The two sides remain far apart on the exit bill that the EU says Britain must pay and on whether or not the bloc’s top court will keep jurisdiction over European citizens living in Britain, sources close to the talks said.
To discuss progress, Brexit minister David Davis will host his European Union counterpart Michel Barnier at the British ambassador’s residence for a meal of Scottish scallops followed by lamb, a British official said.
The lunch will be the two negotiators’ first discussion on what is officially British soil after all their previous talks took place at the headquarters of the European Commission, the EU’s executive arm.
They will also hold a joint press conference, while the two sides may also issue a statement together on the progress so far.
Davis himself has only been in Brussels on Monday and Thursday, with a team of 98 British negotiators looking after most of the talks in the interim on his behalf.
The talks are dealing with issues around Britain’s divorce — Britain’s exit bill, the rights of EU citizens living in Britain, and the Northern Ireland border — with talks on a future trade deal only set to start if leaders decide in October there has been “sufficient progress”.
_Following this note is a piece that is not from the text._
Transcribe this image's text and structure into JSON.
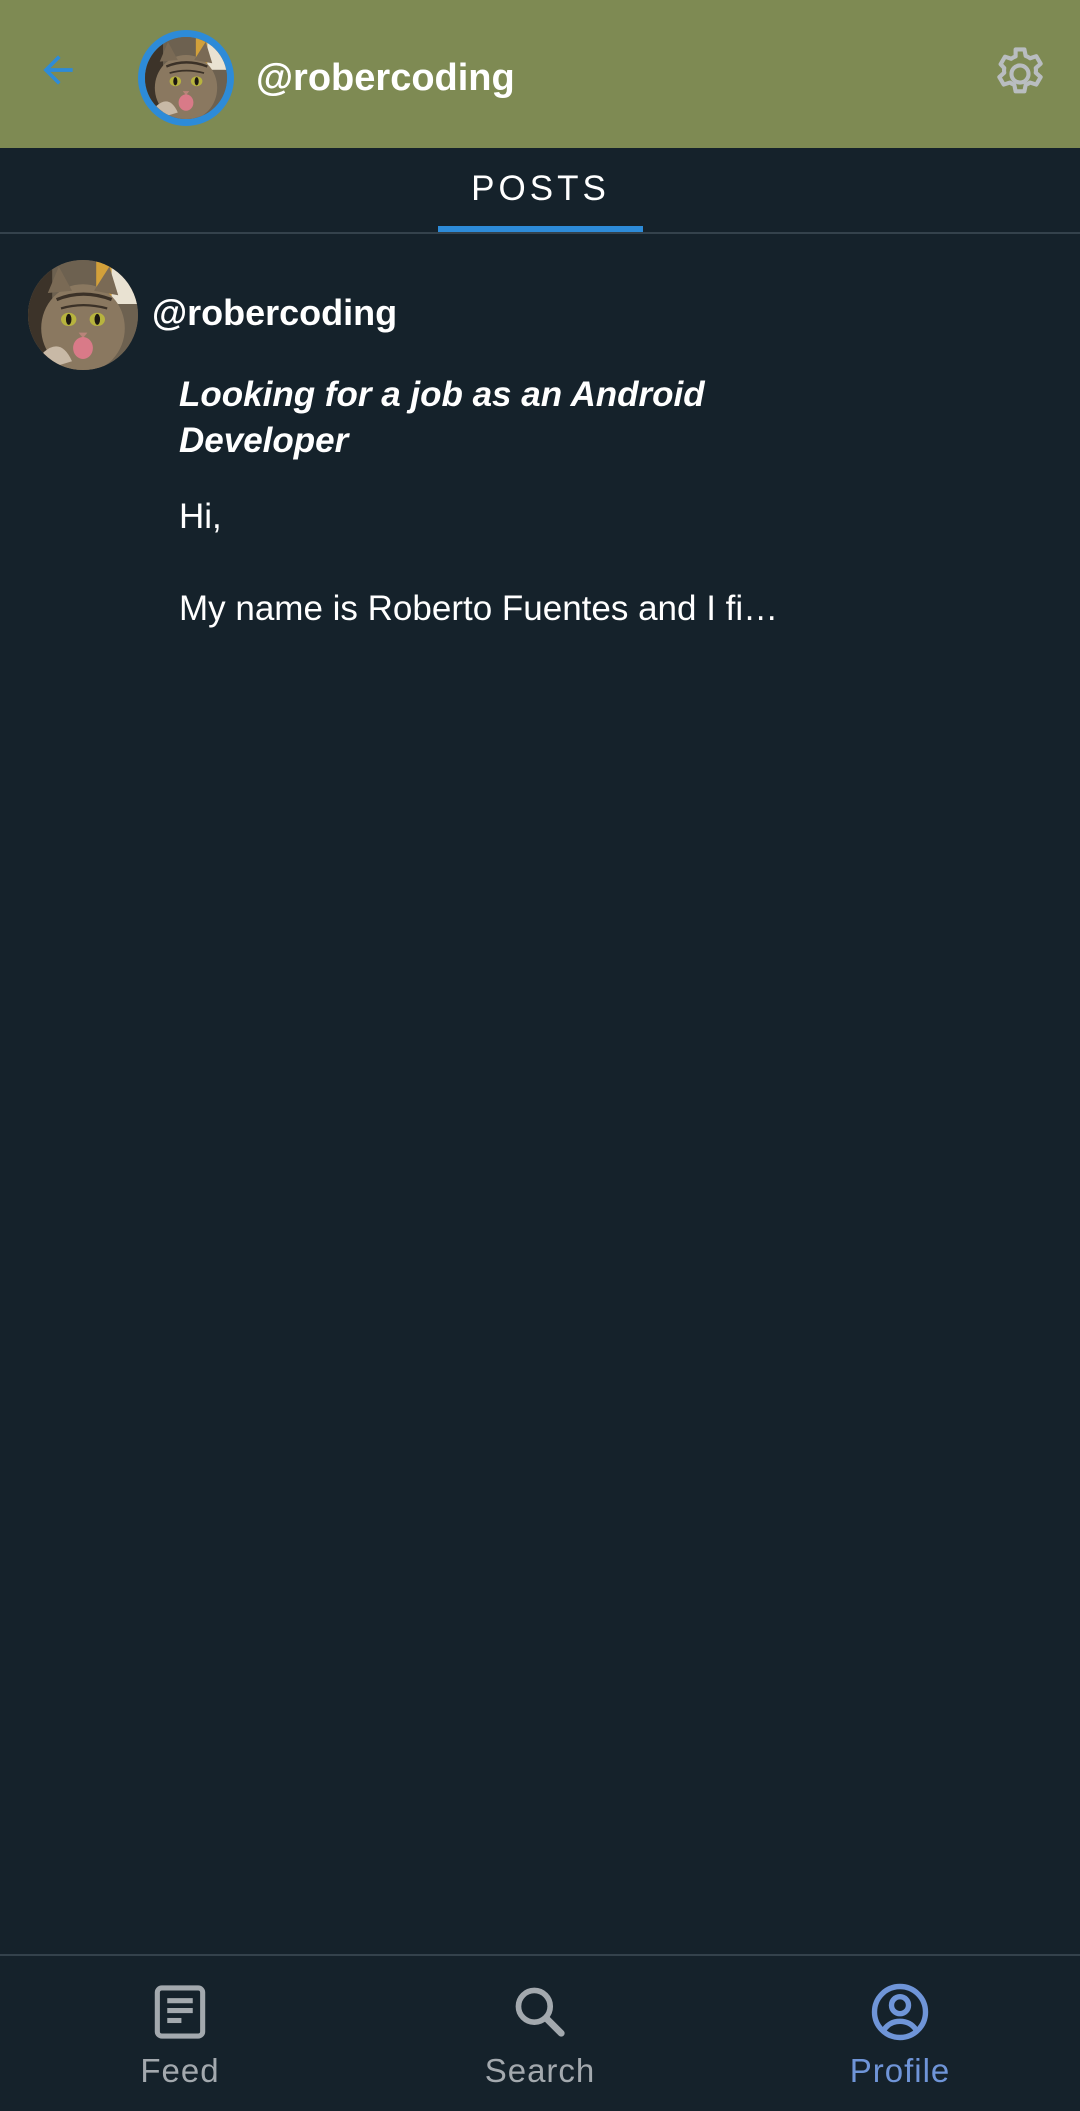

This week’s negotiations have been “positive, robust and respectful” with some common ground but some major differences, the sources close to the negotiations said.
– Sticking points –
For example, Britain will not agree on any figure for the bill the EU says it must pay to leave until right at the end of the talks, due in late 2018, they said.
The EU says Britain owes a net amount of around 100 billion euros in commitments it made as a member state under the bloc’s multi-year budget.
On the rights of the three million Europeans living in Britain and one million Britons in the EU, the issue of whether the European Court of Justice will keep jurisdiction over them remains a key sticking point.
On the border between Ireland and the British province of Northern Ireland, there has been “goodwill” over maintaining the Good Friday peace agreement and on keeping the common travel area on the island, sources said.
Barnier has said he wants an outline deal by October 2018 so it can be passed by the European and British parliaments in time for Brexit day, which is expected at the end of March 2019.
British officials meanwhile rejected “ludicrous” reports that it had come into the talks underprepared, following a photograph of an empty-handed Davis on Monday across the table from Barnier, who had a stack of papers.
AFP / Expatica